Jason @ DOB says that If I were to go with a new DOB 3V intake manifold that has a giant Bell intercooler with 1.25" inlets and outlets that I would see ~28GPM. I cannot even imagine! That could be a nice future mod after I put in my forged 298 / 5.0 liter stroker and start getting silly with power, but for now I will be content with having just quadrupled my flow rate!
Today's ambient temp was 57 Fahrenheit during my test drive...
I have a sensor in my air inlet tube, and I was getting (@70MPH highway cruise and the car fully heated-up) a temp of 62 (5 degree rise in inlet tube over ambient is fairly typical on my car when cruising at 55-85 MPH due to the small bit of underhood heat the air filter sucks in) - and I saw fairly steady IAT's of only 100.
A quick throttle hit to get some airflow and make 10 pounds of boost resulted in an immediate drop to 96 IAT.
I also ran a toggle switch to the fans on my Steeda Triple Pass...I tried cycling them OFF and ON while cruising...I could not notice a difference on IAT's...more on that topic in a future update, but a quick glimpse into that next study is that I have ordered some coolant temp sensors and I plan on measuring temperatures with actual probes in the coolant BEFORE and AFTER the the heat exchanger to see what impact the fans make (if any at all) when cruising. The big thing is that I want to make sure that fans do not harm my intercooler performance, and real data collection with a system installed on a car is the only way to make that determination. "To fan - or not to fan - that is the question".
This is great info. I actually expected to see even cooler temps than the 100 AITs you are seeing with 57 ambient.

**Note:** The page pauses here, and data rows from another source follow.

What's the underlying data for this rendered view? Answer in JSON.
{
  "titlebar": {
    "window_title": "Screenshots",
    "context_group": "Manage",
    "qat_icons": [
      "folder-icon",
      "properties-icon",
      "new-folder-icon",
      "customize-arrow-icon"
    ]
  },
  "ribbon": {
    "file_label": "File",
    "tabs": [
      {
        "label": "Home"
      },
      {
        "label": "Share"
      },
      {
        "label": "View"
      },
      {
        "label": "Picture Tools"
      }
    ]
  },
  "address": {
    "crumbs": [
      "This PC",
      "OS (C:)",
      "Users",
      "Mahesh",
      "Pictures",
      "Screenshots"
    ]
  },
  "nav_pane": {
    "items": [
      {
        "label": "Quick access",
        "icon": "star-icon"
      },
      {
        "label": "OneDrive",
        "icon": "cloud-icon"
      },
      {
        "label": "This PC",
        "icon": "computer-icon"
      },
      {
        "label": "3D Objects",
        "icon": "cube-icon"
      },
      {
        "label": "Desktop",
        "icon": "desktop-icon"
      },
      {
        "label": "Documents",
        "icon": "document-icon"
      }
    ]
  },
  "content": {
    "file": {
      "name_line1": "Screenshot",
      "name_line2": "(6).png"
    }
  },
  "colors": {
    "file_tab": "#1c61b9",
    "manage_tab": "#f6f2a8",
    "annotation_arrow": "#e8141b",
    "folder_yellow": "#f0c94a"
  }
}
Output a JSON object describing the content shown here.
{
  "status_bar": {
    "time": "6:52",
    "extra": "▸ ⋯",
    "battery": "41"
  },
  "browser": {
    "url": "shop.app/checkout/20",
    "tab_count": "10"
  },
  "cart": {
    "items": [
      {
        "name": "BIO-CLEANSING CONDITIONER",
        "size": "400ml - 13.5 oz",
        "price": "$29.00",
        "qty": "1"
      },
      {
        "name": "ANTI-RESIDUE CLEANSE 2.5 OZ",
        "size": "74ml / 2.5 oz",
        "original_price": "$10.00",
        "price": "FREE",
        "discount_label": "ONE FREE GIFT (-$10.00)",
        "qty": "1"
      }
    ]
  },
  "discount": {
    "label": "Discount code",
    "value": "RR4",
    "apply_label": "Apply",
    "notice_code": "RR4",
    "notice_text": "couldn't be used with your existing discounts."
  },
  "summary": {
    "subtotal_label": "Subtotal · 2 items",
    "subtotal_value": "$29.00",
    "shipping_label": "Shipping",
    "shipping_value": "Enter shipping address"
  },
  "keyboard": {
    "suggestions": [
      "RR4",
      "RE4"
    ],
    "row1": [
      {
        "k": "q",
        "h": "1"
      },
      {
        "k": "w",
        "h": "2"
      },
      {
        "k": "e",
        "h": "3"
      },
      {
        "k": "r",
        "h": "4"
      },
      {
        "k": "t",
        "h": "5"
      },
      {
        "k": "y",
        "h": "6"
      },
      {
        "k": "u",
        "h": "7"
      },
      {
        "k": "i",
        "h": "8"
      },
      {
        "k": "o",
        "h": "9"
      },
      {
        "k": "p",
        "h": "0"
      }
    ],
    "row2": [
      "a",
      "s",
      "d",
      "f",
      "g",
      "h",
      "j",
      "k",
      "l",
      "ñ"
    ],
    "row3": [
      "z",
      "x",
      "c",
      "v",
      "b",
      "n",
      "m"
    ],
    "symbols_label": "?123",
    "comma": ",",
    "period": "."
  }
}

I see so much bologna out there about others running only 30 degrees above ambient with an otherwise stock cooling system. That said, I realize there are 1000 different data points, including how much air is crossing over the IC at the point in which the temp is taken.
I look forward to seeing your fan comparisons. I have the VMP triple pass with fans. I do have a kill switch on the fans, so maybe I'll do a little playing also in the near future . . .
I don’t see how a car can run much cooler than high 90’s when the engine itself is running at 180 degreese and heating up the metal intake manifold. Of course thermal spacers, a heat blanket under the blower and other ideas (composite manifold bottom? Ceramic coating?) might help prevent engine heat from raising IAT’s via manifold heating.